EXCERPTED DATA Start Marker

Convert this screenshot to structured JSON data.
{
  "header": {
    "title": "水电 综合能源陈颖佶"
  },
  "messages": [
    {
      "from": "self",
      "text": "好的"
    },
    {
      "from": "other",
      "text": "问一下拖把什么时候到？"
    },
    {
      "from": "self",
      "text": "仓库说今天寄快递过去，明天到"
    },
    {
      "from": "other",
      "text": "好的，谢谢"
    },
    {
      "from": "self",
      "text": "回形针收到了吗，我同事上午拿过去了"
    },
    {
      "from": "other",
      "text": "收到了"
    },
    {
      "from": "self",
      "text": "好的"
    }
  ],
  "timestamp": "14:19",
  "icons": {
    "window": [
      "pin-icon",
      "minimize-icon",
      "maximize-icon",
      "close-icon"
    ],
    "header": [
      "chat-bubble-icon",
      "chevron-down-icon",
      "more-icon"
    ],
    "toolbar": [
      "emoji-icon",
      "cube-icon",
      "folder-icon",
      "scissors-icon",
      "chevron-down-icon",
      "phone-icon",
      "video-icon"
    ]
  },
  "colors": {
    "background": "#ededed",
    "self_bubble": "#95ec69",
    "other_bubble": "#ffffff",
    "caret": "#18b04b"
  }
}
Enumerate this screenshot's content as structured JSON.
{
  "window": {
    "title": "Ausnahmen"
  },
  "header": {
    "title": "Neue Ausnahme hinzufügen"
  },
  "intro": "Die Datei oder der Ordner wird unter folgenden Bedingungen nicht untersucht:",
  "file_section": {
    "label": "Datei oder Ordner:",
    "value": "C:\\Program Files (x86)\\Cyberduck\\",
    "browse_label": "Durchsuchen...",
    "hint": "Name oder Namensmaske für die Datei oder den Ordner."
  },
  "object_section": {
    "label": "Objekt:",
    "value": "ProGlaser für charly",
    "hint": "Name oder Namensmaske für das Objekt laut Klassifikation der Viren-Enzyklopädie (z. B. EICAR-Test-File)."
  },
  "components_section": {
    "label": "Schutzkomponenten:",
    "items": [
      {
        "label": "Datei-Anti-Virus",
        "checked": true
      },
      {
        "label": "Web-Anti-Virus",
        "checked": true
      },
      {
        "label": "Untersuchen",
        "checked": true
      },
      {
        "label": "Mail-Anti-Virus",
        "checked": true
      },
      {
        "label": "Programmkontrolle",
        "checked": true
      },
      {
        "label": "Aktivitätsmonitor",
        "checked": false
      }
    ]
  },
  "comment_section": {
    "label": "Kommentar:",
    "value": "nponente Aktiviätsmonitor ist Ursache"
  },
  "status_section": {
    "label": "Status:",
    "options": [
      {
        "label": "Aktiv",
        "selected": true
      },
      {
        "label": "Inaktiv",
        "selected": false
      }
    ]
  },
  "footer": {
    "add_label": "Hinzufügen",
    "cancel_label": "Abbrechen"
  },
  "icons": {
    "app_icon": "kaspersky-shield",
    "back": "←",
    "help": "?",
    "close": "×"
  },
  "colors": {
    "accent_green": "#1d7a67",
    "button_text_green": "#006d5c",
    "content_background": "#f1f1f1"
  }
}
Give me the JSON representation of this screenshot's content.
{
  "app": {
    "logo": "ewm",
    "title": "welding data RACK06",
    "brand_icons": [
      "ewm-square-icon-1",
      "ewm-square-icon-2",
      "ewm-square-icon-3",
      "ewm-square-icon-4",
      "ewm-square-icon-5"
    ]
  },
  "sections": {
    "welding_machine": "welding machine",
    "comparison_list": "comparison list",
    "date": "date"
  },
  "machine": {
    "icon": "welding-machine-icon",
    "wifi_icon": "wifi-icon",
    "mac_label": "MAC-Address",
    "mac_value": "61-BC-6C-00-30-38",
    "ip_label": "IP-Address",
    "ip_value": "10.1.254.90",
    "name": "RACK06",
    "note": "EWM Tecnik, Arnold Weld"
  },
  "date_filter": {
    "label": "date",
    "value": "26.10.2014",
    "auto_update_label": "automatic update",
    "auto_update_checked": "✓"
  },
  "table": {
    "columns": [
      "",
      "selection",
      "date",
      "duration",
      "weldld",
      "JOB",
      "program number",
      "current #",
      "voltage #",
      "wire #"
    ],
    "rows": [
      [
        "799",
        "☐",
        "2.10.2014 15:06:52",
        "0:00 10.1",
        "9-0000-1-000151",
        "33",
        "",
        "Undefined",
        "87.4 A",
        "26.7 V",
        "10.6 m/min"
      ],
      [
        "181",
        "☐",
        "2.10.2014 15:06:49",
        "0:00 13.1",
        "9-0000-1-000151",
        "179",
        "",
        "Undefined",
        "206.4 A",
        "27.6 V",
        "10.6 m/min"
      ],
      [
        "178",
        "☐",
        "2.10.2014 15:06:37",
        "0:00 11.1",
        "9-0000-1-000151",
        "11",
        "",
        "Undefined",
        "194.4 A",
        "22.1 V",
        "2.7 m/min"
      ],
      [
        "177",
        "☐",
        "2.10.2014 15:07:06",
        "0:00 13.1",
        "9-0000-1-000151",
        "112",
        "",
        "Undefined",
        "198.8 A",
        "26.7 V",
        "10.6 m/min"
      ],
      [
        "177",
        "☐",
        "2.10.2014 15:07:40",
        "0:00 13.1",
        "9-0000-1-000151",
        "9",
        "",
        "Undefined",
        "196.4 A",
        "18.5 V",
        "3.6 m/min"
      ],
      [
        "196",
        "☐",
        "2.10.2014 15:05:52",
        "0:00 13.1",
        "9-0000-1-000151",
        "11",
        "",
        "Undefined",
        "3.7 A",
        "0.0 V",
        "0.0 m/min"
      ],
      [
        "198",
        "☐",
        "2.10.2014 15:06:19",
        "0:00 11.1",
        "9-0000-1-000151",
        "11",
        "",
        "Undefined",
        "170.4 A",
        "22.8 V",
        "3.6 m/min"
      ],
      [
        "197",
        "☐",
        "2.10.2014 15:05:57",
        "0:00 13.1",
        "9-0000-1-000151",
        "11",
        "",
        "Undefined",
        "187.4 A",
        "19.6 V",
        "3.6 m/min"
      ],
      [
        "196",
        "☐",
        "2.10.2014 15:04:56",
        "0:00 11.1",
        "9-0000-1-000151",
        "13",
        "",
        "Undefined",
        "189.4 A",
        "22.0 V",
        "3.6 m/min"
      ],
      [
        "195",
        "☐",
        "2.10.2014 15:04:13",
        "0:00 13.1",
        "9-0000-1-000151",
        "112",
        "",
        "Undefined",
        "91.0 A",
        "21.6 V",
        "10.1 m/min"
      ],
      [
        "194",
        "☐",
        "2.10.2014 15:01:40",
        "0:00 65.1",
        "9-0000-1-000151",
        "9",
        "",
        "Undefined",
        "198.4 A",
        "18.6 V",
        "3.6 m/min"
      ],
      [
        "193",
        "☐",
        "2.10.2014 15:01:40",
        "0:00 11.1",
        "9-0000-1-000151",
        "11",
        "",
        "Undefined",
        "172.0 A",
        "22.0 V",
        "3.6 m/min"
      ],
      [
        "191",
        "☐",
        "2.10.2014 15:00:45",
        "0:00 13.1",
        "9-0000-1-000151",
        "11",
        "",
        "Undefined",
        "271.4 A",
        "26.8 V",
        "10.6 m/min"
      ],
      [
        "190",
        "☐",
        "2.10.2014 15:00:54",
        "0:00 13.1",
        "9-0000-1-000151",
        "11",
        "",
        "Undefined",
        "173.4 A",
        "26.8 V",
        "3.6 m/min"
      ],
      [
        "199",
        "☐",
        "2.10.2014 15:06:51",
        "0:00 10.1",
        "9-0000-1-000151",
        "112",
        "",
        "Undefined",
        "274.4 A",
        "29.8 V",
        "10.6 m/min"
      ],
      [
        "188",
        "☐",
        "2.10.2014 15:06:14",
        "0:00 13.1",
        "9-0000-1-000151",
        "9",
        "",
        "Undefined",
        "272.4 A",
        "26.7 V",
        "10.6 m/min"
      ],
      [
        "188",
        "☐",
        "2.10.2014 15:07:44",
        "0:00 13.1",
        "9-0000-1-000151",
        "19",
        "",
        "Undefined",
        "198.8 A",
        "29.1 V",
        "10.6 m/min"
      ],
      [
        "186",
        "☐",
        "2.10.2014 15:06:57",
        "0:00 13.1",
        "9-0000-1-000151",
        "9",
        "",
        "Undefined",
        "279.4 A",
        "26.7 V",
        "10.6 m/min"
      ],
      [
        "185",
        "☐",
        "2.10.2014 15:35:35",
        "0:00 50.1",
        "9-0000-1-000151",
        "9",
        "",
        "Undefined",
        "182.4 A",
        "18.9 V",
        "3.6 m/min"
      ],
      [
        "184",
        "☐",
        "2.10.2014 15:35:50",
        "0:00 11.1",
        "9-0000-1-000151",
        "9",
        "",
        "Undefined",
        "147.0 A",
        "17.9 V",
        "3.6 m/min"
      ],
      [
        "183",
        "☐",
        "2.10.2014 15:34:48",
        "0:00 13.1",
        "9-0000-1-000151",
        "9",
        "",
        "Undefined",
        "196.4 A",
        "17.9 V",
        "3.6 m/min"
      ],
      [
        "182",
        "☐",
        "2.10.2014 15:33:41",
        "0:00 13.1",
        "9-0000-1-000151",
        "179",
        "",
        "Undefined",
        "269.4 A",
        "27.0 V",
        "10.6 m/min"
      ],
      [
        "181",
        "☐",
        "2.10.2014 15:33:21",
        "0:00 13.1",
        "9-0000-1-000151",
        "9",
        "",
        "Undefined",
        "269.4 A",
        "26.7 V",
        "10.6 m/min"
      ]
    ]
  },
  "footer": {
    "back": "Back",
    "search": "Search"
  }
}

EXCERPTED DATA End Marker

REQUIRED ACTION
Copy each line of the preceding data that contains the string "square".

ANSWER SPACE
      "ewm-square-icon-1",
      "ewm-square-icon-2",
      "ewm-square-icon-3",
      "ewm-square-icon-4",
      "ewm-square-icon-5"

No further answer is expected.